# Is it easier to apply angular momentum to a rocket with the engine off?

Let's say I've got a rocket that I need to rotate for my next maneuver. Assuming it's flying through full vacuum, I can turn off my engine first, and then use reaction control thrusters to rotate, or I can rotate with reaction control thrusters with my engine still pushing. Intuition says that it should be easier to rotate without the engine running, but rocket science is often counterintuitive. Is there a difference between trying to apply angular momentum while the engine is off, and trying to applying angular momentum while the engine is simultaneously applying linear momentum?

*In real spaceflight, once the rocket's escaped the atmosphere, burns tend to be short and happen strictly while aimed in the desired direction. More like aiming and firing a gun, and less like turning a car while accelerating. Let's ignore that here.

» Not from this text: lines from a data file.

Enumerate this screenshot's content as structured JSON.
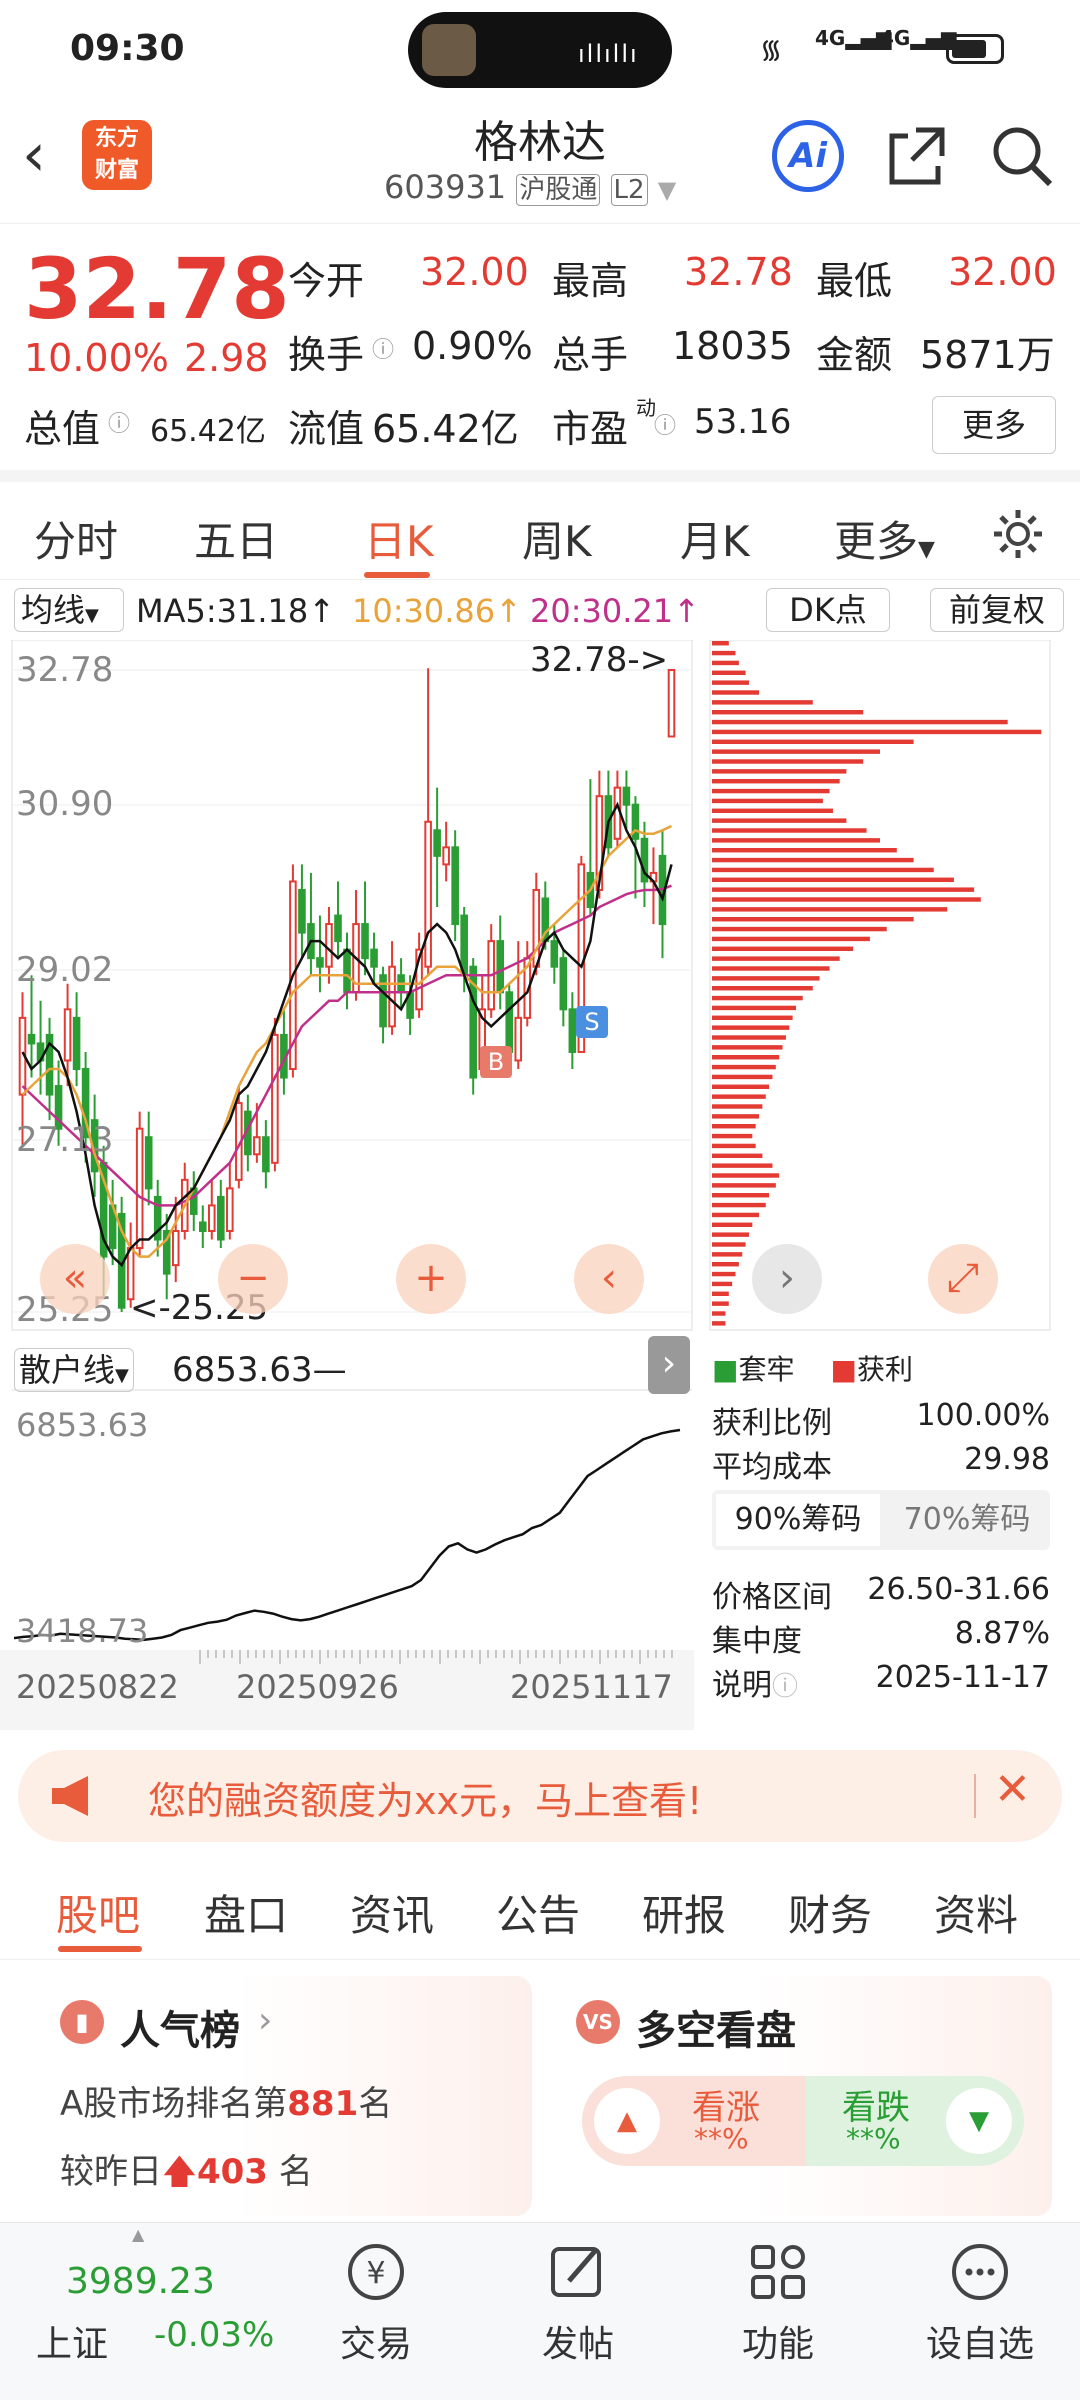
{
  "status": {
    "time": "09:30",
    "net1": "4G",
    "net2": "4G"
  },
  "header": {
    "logo_top": "东方",
    "logo_bottom": "财富",
    "title": "格林达",
    "code": "603931",
    "market": "沪股通",
    "level": "L2",
    "ai_label": "Ai"
  },
  "quote": {
    "price": "32.78",
    "pct": "10.00%",
    "change": "2.98",
    "open_label": "今开",
    "open": "32.00",
    "high_label": "最高",
    "high": "32.78",
    "low_label": "最低",
    "low": "32.00",
    "turnover_label": "换手",
    "turnover": "0.90%",
    "volume_label": "总手",
    "volume": "18035",
    "amount_label": "金额",
    "amount": "5871万",
    "mktcap_label": "总值",
    "mktcap": "65.42亿",
    "float_label": "流值",
    "float": "65.42亿",
    "pe_label": "市盈",
    "pe_sup": "动",
    "pe": "53.16",
    "more": "更多"
  },
  "periods": [
    "分时",
    "五日",
    "日K",
    "周K",
    "月K",
    "更多"
  ],
  "active_period": "日K",
  "indicator": {
    "ma_label": "均线",
    "ma5": "MA5:31.18↑",
    "ma10": "10:30.86↑",
    "ma20": "20:30.21↑",
    "dk": "DK点",
    "fq": "前复权"
  },
  "kline": {
    "y_labels": [
      "32.78",
      "30.90",
      "29.02",
      "27.13",
      "25.25"
    ],
    "max_annot": "32.78->",
    "min_annot": "<-25.25",
    "b_marker": "B",
    "s_marker": "S",
    "candles": [
      [
        27.8,
        28.7,
        27.2,
        29.0
      ],
      [
        28.5,
        28.4,
        28.0,
        29.2
      ],
      [
        28.4,
        28.2,
        27.8,
        28.9
      ],
      [
        28.5,
        27.8,
        27.5,
        28.7
      ],
      [
        27.9,
        27.4,
        27.2,
        28.2
      ],
      [
        28.2,
        28.8,
        27.9,
        29.1
      ],
      [
        28.7,
        28.1,
        27.9,
        29.0
      ],
      [
        28.1,
        27.3,
        27.0,
        28.3
      ],
      [
        27.5,
        26.9,
        26.6,
        27.8
      ],
      [
        27.0,
        25.9,
        25.4,
        27.2
      ],
      [
        26.5,
        26.0,
        25.8,
        26.8
      ],
      [
        26.4,
        25.3,
        25.25,
        26.6
      ],
      [
        25.4,
        26.0,
        25.3,
        26.3
      ],
      [
        26.0,
        27.4,
        25.9,
        27.6
      ],
      [
        27.3,
        26.7,
        26.5,
        27.6
      ],
      [
        26.6,
        26.1,
        25.9,
        26.8
      ],
      [
        26.2,
        25.7,
        25.4,
        26.4
      ],
      [
        25.8,
        26.2,
        25.6,
        26.6
      ],
      [
        26.2,
        26.8,
        26.1,
        27.0
      ],
      [
        26.7,
        26.4,
        26.2,
        26.9
      ],
      [
        26.3,
        26.2,
        26.0,
        26.5
      ],
      [
        26.2,
        26.5,
        26.1,
        26.8
      ],
      [
        26.6,
        26.1,
        26.0,
        26.8
      ],
      [
        26.2,
        26.7,
        26.1,
        27.0
      ],
      [
        26.8,
        27.7,
        26.7,
        27.9
      ],
      [
        27.6,
        27.1,
        26.9,
        27.8
      ],
      [
        27.1,
        27.3,
        27.0,
        27.7
      ],
      [
        27.3,
        26.9,
        26.7,
        27.5
      ],
      [
        27.0,
        28.5,
        26.9,
        28.7
      ],
      [
        28.5,
        28.0,
        27.8,
        28.8
      ],
      [
        28.1,
        30.3,
        28.0,
        30.5
      ],
      [
        30.2,
        29.7,
        29.4,
        30.5
      ],
      [
        29.8,
        29.4,
        29.2,
        30.4
      ],
      [
        29.4,
        29.3,
        29.0,
        29.9
      ],
      [
        29.3,
        29.8,
        29.1,
        30.0
      ],
      [
        29.9,
        29.6,
        29.4,
        30.3
      ],
      [
        29.5,
        29.0,
        28.8,
        29.7
      ],
      [
        29.0,
        29.8,
        28.9,
        30.2
      ],
      [
        29.8,
        29.4,
        29.2,
        30.3
      ],
      [
        29.5,
        29.3,
        29.1,
        29.7
      ],
      [
        29.2,
        28.6,
        28.4,
        29.3
      ],
      [
        28.6,
        29.3,
        28.5,
        29.6
      ],
      [
        29.2,
        29.0,
        28.8,
        29.4
      ],
      [
        29.0,
        28.7,
        28.5,
        29.2
      ],
      [
        28.8,
        29.5,
        28.7,
        29.7
      ],
      [
        29.3,
        31.0,
        29.2,
        32.8
      ],
      [
        30.9,
        30.6,
        30.0,
        31.4
      ],
      [
        30.5,
        30.7,
        30.3,
        31.0
      ],
      [
        30.7,
        29.8,
        29.6,
        30.9
      ],
      [
        29.9,
        29.2,
        29.0,
        30.0
      ],
      [
        29.3,
        28.0,
        27.8,
        29.4
      ],
      [
        28.1,
        28.8,
        28.0,
        29.2
      ],
      [
        28.8,
        29.6,
        28.7,
        29.8
      ],
      [
        29.6,
        29.0,
        28.8,
        29.9
      ],
      [
        29.0,
        28.3,
        28.1,
        29.1
      ],
      [
        28.2,
        28.7,
        28.1,
        29.6
      ],
      [
        28.7,
        29.4,
        28.6,
        29.6
      ],
      [
        29.3,
        30.2,
        29.2,
        30.4
      ],
      [
        30.1,
        29.6,
        29.5,
        30.3
      ],
      [
        29.6,
        29.3,
        29.1,
        29.8
      ],
      [
        29.4,
        28.8,
        28.6,
        29.5
      ],
      [
        28.8,
        28.3,
        28.1,
        29.0
      ],
      [
        28.3,
        30.5,
        28.3,
        30.6
      ],
      [
        30.4,
        30.0,
        29.9,
        31.5
      ],
      [
        30.2,
        31.3,
        30.1,
        31.6
      ],
      [
        31.3,
        30.7,
        30.6,
        31.6
      ],
      [
        30.8,
        31.4,
        30.7,
        31.6
      ],
      [
        31.4,
        31.2,
        30.9,
        31.6
      ],
      [
        31.2,
        30.8,
        30.1,
        31.3
      ],
      [
        30.8,
        30.3,
        30.0,
        31.0
      ],
      [
        30.3,
        30.4,
        29.8,
        30.7
      ],
      [
        30.6,
        29.8,
        29.4,
        30.9
      ],
      [
        32.0,
        32.78,
        32.0,
        32.78
      ]
    ],
    "ma_black": [
      28.3,
      28.1,
      28.2,
      28.4,
      28.3,
      28.0,
      27.6,
      27.1,
      26.5,
      26.1,
      25.9,
      25.8,
      26.0,
      26.1,
      26.1,
      26.2,
      26.3,
      26.5,
      26.6,
      26.7,
      26.9,
      27.1,
      27.3,
      27.5,
      27.8,
      27.9,
      28.1,
      28.3,
      28.6,
      28.9,
      29.2,
      29.4,
      29.6,
      29.6,
      29.5,
      29.4,
      29.5,
      29.4,
      29.3,
      29.1,
      29.0,
      28.9,
      28.8,
      29.0,
      29.4,
      29.7,
      29.8,
      29.7,
      29.5,
      29.2,
      28.9,
      28.7,
      28.6,
      28.7,
      28.8,
      28.9,
      29.0,
      29.3,
      29.6,
      29.7,
      29.5,
      29.4,
      29.3,
      29.6,
      30.3,
      31.0,
      31.2,
      30.9,
      30.7,
      30.4,
      30.3,
      30.1,
      30.5
    ],
    "ma_yellow": [
      27.8,
      27.9,
      28.0,
      28.1,
      28.1,
      28.0,
      27.8,
      27.5,
      27.1,
      26.8,
      26.5,
      26.2,
      26.0,
      25.9,
      25.9,
      26.0,
      26.1,
      26.3,
      26.5,
      26.7,
      26.9,
      27.1,
      27.3,
      27.6,
      27.9,
      28.1,
      28.3,
      28.4,
      28.6,
      28.8,
      29.0,
      29.1,
      29.2,
      29.2,
      29.2,
      29.2,
      29.2,
      29.1,
      29.1,
      29.1,
      29.1,
      29.1,
      29.1,
      29.1,
      29.1,
      29.2,
      29.3,
      29.3,
      29.3,
      29.2,
      29.1,
      29.0,
      29.0,
      29.0,
      29.1,
      29.2,
      29.3,
      29.5,
      29.7,
      29.8,
      29.9,
      30.0,
      30.1,
      30.2,
      30.4,
      30.6,
      30.7,
      30.8,
      30.9,
      30.86,
      30.86,
      30.9,
      30.95
    ],
    "ma_pink": [
      27.9,
      27.8,
      27.7,
      27.6,
      27.5,
      27.4,
      27.3,
      27.2,
      27.1,
      27.0,
      26.9,
      26.8,
      26.7,
      26.6,
      26.55,
      26.5,
      26.5,
      26.5,
      26.55,
      26.6,
      26.7,
      26.8,
      26.9,
      27.0,
      27.2,
      27.4,
      27.6,
      27.8,
      28.0,
      28.2,
      28.4,
      28.6,
      28.7,
      28.8,
      28.9,
      28.9,
      29.0,
      29.0,
      29.0,
      29.0,
      29.0,
      29.0,
      29.0,
      29.0,
      29.05,
      29.1,
      29.15,
      29.2,
      29.2,
      29.2,
      29.2,
      29.2,
      29.2,
      29.25,
      29.3,
      29.35,
      29.4,
      29.5,
      29.6,
      29.7,
      29.75,
      29.8,
      29.85,
      29.9,
      30.0,
      30.05,
      30.1,
      30.15,
      30.18,
      30.2,
      30.2,
      30.21,
      30.25
    ]
  },
  "chips": {
    "legend_trapped": "套牢",
    "legend_profit": "获利",
    "ratio_label": "获利比例",
    "ratio": "100.00%",
    "avg_label": "平均成本",
    "avg": "29.98",
    "tab90": "90%筹码",
    "tab70": "70%筹码",
    "range_label": "价格区间",
    "range": "26.50-31.66",
    "conc_label": "集中度",
    "conc": "8.87%",
    "note_label": "说明",
    "date": "2025-11-17",
    "bars": [
      0.05,
      0.07,
      0.08,
      0.1,
      0.11,
      0.14,
      0.3,
      0.45,
      0.88,
      0.98,
      0.6,
      0.5,
      0.45,
      0.4,
      0.38,
      0.35,
      0.33,
      0.36,
      0.4,
      0.46,
      0.5,
      0.55,
      0.6,
      0.66,
      0.72,
      0.78,
      0.8,
      0.7,
      0.6,
      0.52,
      0.47,
      0.42,
      0.38,
      0.35,
      0.32,
      0.3,
      0.27,
      0.25,
      0.24,
      0.23,
      0.22,
      0.21,
      0.2,
      0.19,
      0.18,
      0.17,
      0.16,
      0.15,
      0.14,
      0.13,
      0.12,
      0.13,
      0.15,
      0.18,
      0.2,
      0.19,
      0.17,
      0.16,
      0.14,
      0.12,
      0.11,
      0.1,
      0.09,
      0.08,
      0.07,
      0.06,
      0.05,
      0.05,
      0.04,
      0.04
    ]
  },
  "retail": {
    "label": "散户线",
    "value": "6853.63—",
    "y_top": "6853.63",
    "y_bottom": "3418.73",
    "x_dates": [
      "20250822",
      "20250926",
      "20251117"
    ],
    "series": [
      3450,
      3470,
      3480,
      3500,
      3490,
      3520,
      3510,
      3500,
      3490,
      3480,
      3470,
      3460,
      3440,
      3430,
      3420,
      3440,
      3460,
      3500,
      3580,
      3620,
      3660,
      3700,
      3720,
      3750,
      3820,
      3860,
      3900,
      3880,
      3850,
      3800,
      3760,
      3740,
      3760,
      3800,
      3850,
      3900,
      3950,
      4000,
      4050,
      4100,
      4150,
      4200,
      4250,
      4300,
      4400,
      4600,
      4800,
      4950,
      5000,
      4900,
      4850,
      4900,
      4980,
      5050,
      5100,
      5150,
      5250,
      5300,
      5400,
      5500,
      5700,
      5900,
      6100,
      6200,
      6300,
      6400,
      6500,
      6600,
      6700,
      6750,
      6800,
      6830,
      6853
    ]
  },
  "banner": {
    "text": "您的融资额度为xx元，马上查看!"
  },
  "subtabs": [
    "股吧",
    "盘口",
    "资讯",
    "公告",
    "研报",
    "财务",
    "资料"
  ],
  "active_subtab": "股吧",
  "cards": {
    "pop_title": "人气榜",
    "pop_line1a": "A股市场排名第",
    "pop_rank": "881",
    "pop_line1b": "名",
    "pop_line2a": "较昨日",
    "pop_change": "403",
    "pop_line2b": "名",
    "bull_title": "多空看盘",
    "rise_label": "看涨",
    "rise_val": "**%",
    "fall_label": "看跌",
    "fall_val": "**%"
  },
  "bottom": {
    "index_value": "3989.23",
    "index_name": "上证",
    "index_change": "-0.03%",
    "nav": [
      "交易",
      "发帖",
      "功能",
      "设自选"
    ]
  },
  "colors": {
    "up": "#e33b33",
    "down": "#2a9d34",
    "accent": "#e85c3c"
  }
}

The chance in angular momentum is given by:$$\frac{dL}{dt}=\tau,\tau=\hat{r}\times F$$ In an ideal rocket, the main engine does not apply torque to the system, since the thrust is parallel to the position vector from which it acts (here it'll be the distance from the CoM). So we simply have $$\tau _{tot}=\tau_{thrusters}$$ so it wouldn't matter when we use these thrusters. In real missiles, there are two main problems (that I'm aware of) with this method. First, it'll be much more complicated to determine the equations of motion. Second, if we are not in a vacuum, the drag force is much bigger when the velocity vector is not in the same direction as the 'top' of the missile. You can read about "angle of attack" for further understanding, but basically if we want to turn while using the engine (and we do), we have to do it quite slowly, or else the pressure on the missile will make it fall apart.